  6. All parents, even those most in need of help from professional educators, want their children to succeed in school. Too many moms and dads just don’t know how to give their babies the help needed in those all-important five years prior to formal schooling.
  7. Even hard-nosed economists have determined that far and away the best time to spend money on education is in these early childhood years.

Despite these evident truths, those five years are continually squandered by well-meaning but unknowing parents and too many children come to school with brains, avoidably starved for language stimulation, and unaccustomed to thinking deeply and expressing themselves fully. At age 5, gleefully hopping into their first day of Kindergarten, these children find themselves lying at the bottom of the cliff they never saw.

Given what we know, policymakers could productively spend more time focused on creating a fence of support for parents of preschoolers than worrying about building “hospitals” to stem the flow of school failures and drop outs.

If schools spent time and very little money guiding new parents to read with their children every day, to talk and play with them wherever the family goes, to answer their questions fully and honestly and to encourage their self-expression about life and living, then schools would be well on the way to eliminating the ever-growing number of children that are identified for “catch up” help on day one of Kindergarten, and sadly, who are likely to remain in catch-up mode throughout their academic careers.

 

 

2 Responses to “We are WAY Too Late!”

  1. Rachel Skrlac Lo February 18, 2014 at 1:45 pm #

    How do you feel about the increasing emphasis placed on STEM especially as students get older and what relevance does this have to early literacy efforts? I am curious about the moment we shift the focus from learning to read is essential (as are the nurturing of literacy skills) to students need STEM proficiency (and by default not Language Arts) if they are to compete on a global stage. This shift seems to indicate a greater disconnect but where and with whom is unclear to me. I see this in so much of the discourse and literature around the purpose of education, especially with parents, administrators, and board members, and I’d love to know your thoughts.

  2. Mark Condon February 18, 2014 at 2:06 pm #

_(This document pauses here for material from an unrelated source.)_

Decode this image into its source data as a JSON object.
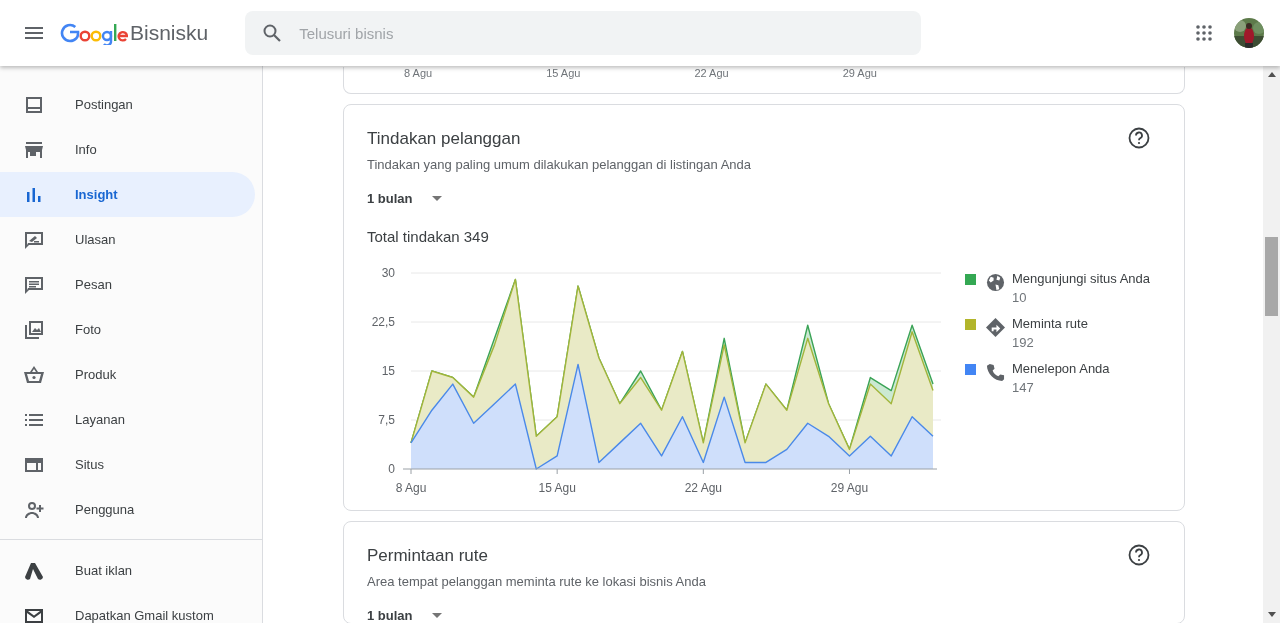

    Hi Rachel!
    Well, to set the stage here, our little library of free, narrated picture books for new readers at http://www.UniteforLiteracy.com have mostly STEAM content. (I like the A for Arts in STEAM). We did that to make the books as relevant as possible to children from around the world. STEAM content for little kids is timeless and almost always fascinating to them. THAT should be a good thing regardless of the twists and turns that local and national curricula may take over time.
    In my view, early literacy efforts should be focused on leading children to love reading and books. Period. Nobody has a clue as to what “competition on the global stage” will be like a decade from now, anyway. So, if we can help them to love reading and books and support them throughout school to be engaged readers of self-selected books, they’ll be fine in the long run.
    Mark C.